(THE DATA)
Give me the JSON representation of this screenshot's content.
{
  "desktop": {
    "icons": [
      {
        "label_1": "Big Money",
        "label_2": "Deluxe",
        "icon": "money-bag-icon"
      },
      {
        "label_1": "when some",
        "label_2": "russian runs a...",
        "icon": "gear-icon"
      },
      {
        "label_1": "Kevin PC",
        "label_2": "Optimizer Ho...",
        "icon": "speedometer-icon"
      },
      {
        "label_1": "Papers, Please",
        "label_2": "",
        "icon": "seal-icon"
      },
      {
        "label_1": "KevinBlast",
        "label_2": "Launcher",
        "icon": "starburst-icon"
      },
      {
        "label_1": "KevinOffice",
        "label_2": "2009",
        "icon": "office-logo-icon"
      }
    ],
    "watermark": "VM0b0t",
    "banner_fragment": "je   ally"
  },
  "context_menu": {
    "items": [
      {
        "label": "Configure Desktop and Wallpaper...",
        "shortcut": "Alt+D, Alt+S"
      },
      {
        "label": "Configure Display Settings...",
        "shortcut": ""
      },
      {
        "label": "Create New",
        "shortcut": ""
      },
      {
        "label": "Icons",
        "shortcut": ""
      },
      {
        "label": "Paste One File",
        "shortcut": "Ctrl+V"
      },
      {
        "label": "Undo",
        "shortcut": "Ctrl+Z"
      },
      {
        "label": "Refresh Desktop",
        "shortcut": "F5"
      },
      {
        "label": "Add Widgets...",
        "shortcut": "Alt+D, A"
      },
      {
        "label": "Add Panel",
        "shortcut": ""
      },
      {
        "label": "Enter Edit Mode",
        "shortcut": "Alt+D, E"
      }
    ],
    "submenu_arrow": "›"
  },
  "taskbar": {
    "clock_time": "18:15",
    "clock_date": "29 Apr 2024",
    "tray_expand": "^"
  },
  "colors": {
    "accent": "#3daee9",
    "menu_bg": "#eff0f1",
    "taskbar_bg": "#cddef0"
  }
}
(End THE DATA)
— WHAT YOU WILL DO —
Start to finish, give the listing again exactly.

— SOLUTION TO THE PROBLEM —
Give me the JSON representation of this screenshot's content.
{
  "desktop": {
    "icons": [
      {
        "label_1": "Big Money",
        "label_2": "Deluxe",
        "icon": "money-bag-icon"
      },
      {
        "label_1": "when some",
        "label_2": "russian runs a...",
        "icon": "gear-icon"
      },
      {
        "label_1": "Kevin PC",
        "label_2": "Optimizer Ho...",
        "icon": "speedometer-icon"
      },
      {
        "label_1": "Papers, Please",
        "label_2": "",
        "icon": "seal-icon"
      },
      {
        "label_1": "KevinBlast",
        "label_2": "Launcher",
        "icon": "starburst-icon"
      },
      {
        "label_1": "KevinOffice",
        "label_2": "2009",
        "icon": "office-logo-icon"
      }
    ],
    "watermark": "VM0b0t",
    "banner_fragment": "je   ally"
  },
  "context_menu": {
    "items": [
      {
        "label": "Configure Desktop and Wallpaper...",
        "shortcut": "Alt+D, Alt+S"
      },
      {
        "label": "Configure Display Settings...",
        "shortcut": ""
      },
      {
        "label": "Create New",
        "shortcut": ""
      },
      {
        "label": "Icons",
        "shortcut": ""
      },
      {
        "label": "Paste One File",
        "shortcut": "Ctrl+V"
      },
      {
        "label": "Undo",
        "shortcut": "Ctrl+Z"
      },
      {
        "label": "Refresh Desktop",
        "shortcut": "F5"
      },
      {
        "label": "Add Widgets...",
        "shortcut": "Alt+D, A"
      },
      {
        "label": "Add Panel",
        "shortcut": ""
      },
      {
        "label": "Enter Edit Mode",
        "shortcut": "Alt+D, E"
      }
    ],
    "submenu_arrow": "›"
  },
  "taskbar": {
    "clock_time": "18:15",
    "clock_date": "29 Apr 2024",
    "tray_expand": "^"
  },
  "colors": {
    "accent": "#3daee9",
    "menu_bg": "#eff0f1",
    "taskbar_bg": "#cddef0"
  }
}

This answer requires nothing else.